*TASK OBJECTIVE*: Pick each line containing "Storage" out of the records.

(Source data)

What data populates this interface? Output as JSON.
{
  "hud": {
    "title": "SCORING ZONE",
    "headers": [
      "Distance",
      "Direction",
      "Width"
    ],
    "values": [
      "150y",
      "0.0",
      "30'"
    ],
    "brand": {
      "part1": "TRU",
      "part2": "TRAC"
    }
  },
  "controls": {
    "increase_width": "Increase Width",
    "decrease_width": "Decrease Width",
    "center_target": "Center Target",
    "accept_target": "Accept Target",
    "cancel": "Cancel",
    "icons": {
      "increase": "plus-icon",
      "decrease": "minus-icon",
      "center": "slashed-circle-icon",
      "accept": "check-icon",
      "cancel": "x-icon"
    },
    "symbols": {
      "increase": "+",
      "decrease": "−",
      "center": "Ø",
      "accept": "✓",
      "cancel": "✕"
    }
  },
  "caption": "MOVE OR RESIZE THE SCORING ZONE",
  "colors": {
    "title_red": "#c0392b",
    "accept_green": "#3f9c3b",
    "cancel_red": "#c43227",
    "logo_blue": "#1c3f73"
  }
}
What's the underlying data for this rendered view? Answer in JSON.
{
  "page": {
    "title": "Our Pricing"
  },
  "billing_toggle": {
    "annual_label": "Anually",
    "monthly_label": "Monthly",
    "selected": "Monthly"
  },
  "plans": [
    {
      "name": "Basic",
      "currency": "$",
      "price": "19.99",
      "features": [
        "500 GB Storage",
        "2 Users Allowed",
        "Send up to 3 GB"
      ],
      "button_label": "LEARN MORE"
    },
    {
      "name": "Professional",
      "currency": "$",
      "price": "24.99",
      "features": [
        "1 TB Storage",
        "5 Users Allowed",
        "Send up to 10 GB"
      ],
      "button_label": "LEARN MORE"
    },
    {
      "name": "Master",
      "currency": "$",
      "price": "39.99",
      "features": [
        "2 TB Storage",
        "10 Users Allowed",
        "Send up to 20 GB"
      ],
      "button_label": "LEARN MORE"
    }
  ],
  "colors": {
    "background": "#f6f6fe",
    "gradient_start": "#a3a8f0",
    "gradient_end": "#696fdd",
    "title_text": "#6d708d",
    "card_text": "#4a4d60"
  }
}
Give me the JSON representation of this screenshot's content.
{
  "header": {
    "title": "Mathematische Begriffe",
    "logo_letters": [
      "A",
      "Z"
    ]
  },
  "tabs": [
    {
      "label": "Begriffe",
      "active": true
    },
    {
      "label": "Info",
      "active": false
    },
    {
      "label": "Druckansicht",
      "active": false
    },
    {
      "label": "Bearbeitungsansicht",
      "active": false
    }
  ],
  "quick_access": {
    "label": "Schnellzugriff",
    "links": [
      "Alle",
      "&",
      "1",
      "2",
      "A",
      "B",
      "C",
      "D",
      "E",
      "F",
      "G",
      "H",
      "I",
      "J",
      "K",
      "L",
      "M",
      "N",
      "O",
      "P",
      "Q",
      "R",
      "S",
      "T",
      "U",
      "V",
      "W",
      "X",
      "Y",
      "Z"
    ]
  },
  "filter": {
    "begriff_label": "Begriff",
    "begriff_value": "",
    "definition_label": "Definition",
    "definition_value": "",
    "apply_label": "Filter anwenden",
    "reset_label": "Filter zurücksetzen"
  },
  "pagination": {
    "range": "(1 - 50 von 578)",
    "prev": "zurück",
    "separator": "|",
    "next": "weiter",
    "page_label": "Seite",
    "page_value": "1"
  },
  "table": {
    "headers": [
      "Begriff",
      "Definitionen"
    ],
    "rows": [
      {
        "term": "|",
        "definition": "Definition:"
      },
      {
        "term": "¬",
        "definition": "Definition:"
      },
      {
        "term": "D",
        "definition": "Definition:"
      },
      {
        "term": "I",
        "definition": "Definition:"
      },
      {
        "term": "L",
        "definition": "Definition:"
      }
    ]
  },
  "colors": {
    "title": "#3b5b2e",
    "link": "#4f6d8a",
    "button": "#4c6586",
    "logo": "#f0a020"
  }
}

*ANSWER SPACE*:
        "500 GB Storage",
        "1 TB Storage",
        "2 TB Storage",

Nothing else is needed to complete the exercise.